Activity:
Search each line below for the word "Which" and list those that contain it.

Source records:
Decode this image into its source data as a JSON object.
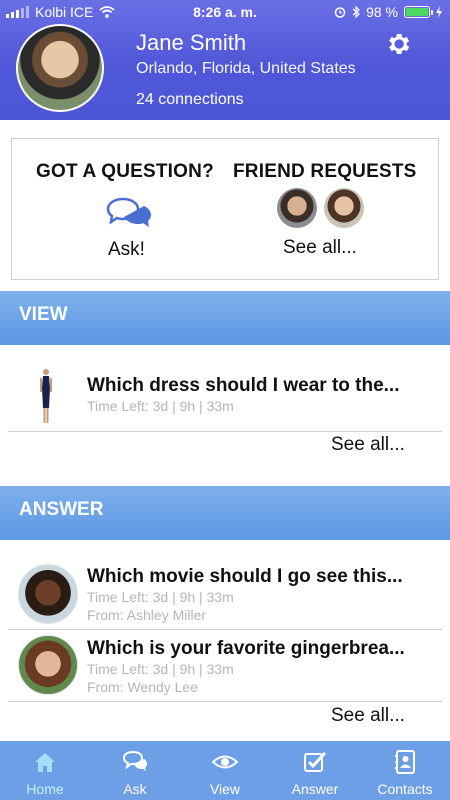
{
  "status_bar": {
    "carrier": "Kolbi ICE",
    "time": "8:26 a. m.",
    "battery_percent_text": "98 %",
    "battery_level": 0.98
  },
  "profile": {
    "name": "Jane Smith",
    "location": "Orlando, Florida, United States",
    "connections": "24 connections"
  },
  "question_card": {
    "title": "GOT A QUESTION?",
    "ask_label": "Ask!"
  },
  "friend_requests": {
    "title": "FRIEND REQUESTS",
    "see_all": "See all..."
  },
  "view_section": {
    "title": "VIEW",
    "items": [
      {
        "title": "Which dress should I wear to the...",
        "meta": "Time Left: 3d | 9h | 33m"
      }
    ],
    "see_all": "See all..."
  },
  "answer_section": {
    "title": "ANSWER",
    "items": [
      {
        "title": "Which movie should I go see this...",
        "meta": "Time Left: 3d | 9h | 33m",
        "from": "From: Ashley Miller"
      },
      {
        "title": "Which is your favorite gingerbrea...",
        "meta": "Time Left: 3d | 9h | 33m",
        "from": "From: Wendy Lee"
      }
    ],
    "see_all": "See all..."
  },
  "tabs": [
    {
      "label": "Home",
      "icon": "home-icon",
      "active": true
    },
    {
      "label": "Ask",
      "icon": "chat-icon",
      "active": false
    },
    {
      "label": "View",
      "icon": "eye-icon",
      "active": false
    },
    {
      "label": "Answer",
      "icon": "checkbox-icon",
      "active": false
    },
    {
      "label": "Contacts",
      "icon": "contact-card-icon",
      "active": false
    }
  ],
  "colors": {
    "header": "#4f57d8",
    "section_bar": "#6a9fe6",
    "tabbar": "#6d9fe6",
    "active_tab": "#c8f1ff",
    "battery": "#4cd964"
  }
}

Answer to the exercise:
        "title": "Which dress should I wear to the...",
        "title": "Which movie should I go see this...",
        "title": "Which is your favorite gingerbrea...",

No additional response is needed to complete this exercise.